Required work — Take each line of the records below that contains the string "JSON" and copy it.

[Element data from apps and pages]
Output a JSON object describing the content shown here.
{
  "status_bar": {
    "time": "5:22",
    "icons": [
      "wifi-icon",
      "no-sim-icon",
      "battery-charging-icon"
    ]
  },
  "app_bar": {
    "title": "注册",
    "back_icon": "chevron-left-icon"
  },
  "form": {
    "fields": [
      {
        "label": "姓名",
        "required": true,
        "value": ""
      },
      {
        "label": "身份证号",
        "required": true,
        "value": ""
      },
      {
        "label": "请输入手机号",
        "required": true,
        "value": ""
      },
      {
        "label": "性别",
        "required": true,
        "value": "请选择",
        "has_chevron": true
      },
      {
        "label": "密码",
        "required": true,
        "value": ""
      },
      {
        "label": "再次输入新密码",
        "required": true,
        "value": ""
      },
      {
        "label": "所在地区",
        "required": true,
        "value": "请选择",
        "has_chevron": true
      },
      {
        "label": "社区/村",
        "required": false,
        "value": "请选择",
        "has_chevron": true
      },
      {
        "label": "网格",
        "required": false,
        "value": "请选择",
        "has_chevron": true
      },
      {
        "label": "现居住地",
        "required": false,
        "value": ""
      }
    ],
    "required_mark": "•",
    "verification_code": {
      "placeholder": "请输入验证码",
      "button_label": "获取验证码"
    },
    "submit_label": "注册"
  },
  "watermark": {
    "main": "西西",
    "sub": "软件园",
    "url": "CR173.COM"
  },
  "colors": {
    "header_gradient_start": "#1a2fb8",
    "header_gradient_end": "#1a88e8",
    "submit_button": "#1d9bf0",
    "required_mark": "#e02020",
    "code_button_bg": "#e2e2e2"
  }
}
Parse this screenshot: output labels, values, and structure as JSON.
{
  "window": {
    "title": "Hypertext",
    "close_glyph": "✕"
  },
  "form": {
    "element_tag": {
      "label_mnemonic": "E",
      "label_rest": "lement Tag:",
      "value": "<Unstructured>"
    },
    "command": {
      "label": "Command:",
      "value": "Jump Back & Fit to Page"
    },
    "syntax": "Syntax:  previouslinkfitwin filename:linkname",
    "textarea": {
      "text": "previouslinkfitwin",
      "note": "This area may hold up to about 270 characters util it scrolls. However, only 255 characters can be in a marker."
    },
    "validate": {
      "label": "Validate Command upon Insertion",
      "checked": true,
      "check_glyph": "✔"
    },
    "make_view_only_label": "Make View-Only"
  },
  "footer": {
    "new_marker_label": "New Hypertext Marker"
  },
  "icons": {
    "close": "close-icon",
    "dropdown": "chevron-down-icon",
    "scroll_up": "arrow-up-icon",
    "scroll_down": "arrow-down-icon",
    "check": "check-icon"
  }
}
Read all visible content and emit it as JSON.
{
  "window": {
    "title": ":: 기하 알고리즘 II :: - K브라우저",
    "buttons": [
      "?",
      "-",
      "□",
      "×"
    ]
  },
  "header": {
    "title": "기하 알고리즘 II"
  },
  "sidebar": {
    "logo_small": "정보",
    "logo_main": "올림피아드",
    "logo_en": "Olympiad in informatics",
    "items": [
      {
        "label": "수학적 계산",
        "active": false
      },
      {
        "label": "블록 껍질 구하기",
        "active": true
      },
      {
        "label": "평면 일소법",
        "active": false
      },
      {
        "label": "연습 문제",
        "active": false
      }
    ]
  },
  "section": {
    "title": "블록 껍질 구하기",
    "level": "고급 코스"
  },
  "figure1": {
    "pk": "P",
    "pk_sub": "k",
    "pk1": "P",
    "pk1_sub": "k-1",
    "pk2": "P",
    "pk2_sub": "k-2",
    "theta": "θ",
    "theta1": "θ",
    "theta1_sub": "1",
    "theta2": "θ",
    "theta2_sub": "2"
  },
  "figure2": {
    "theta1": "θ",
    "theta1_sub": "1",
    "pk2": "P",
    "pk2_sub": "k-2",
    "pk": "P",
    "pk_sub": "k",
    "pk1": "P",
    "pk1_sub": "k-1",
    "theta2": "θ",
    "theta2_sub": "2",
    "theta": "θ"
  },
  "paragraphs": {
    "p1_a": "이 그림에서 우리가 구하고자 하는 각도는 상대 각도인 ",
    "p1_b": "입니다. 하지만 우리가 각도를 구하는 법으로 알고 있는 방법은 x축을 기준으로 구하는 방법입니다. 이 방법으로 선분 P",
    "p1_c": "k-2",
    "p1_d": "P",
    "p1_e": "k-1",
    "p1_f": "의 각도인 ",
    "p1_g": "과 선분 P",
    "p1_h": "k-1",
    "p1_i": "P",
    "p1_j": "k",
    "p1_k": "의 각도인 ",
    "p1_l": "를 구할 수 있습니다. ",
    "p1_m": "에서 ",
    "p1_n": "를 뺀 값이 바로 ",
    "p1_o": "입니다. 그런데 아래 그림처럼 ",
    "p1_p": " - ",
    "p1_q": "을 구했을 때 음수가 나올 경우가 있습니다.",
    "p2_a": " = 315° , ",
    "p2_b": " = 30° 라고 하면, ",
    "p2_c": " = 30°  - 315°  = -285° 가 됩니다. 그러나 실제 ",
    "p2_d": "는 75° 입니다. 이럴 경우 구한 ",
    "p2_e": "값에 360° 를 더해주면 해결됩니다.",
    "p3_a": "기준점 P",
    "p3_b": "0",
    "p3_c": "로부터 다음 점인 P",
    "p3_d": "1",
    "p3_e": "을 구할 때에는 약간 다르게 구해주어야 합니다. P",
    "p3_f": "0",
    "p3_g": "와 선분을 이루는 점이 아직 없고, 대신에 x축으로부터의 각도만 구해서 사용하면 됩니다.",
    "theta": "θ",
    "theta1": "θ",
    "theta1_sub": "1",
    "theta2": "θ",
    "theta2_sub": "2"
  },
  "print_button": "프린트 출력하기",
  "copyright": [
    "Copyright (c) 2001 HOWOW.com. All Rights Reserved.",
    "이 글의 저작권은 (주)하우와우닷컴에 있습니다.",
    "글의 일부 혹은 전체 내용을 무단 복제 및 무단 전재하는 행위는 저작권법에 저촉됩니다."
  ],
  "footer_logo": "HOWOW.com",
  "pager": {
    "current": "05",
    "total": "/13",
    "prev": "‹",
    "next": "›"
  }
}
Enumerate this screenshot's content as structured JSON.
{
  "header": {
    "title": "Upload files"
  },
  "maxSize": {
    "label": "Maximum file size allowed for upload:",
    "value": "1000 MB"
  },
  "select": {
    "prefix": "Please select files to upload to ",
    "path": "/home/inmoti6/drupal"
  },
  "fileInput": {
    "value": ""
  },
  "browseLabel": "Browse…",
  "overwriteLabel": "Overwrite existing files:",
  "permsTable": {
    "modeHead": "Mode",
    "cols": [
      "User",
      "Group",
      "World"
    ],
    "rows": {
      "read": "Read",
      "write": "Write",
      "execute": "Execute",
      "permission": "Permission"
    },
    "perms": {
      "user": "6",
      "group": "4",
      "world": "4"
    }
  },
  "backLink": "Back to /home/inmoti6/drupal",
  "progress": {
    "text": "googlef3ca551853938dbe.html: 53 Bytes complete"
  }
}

Response to this task —
Output a JSON object describing the content shown here.
Parse this screenshot: output labels, values, and structure as JSON.
Read all visible content and emit it as JSON.
Enumerate this screenshot's content as structured JSON.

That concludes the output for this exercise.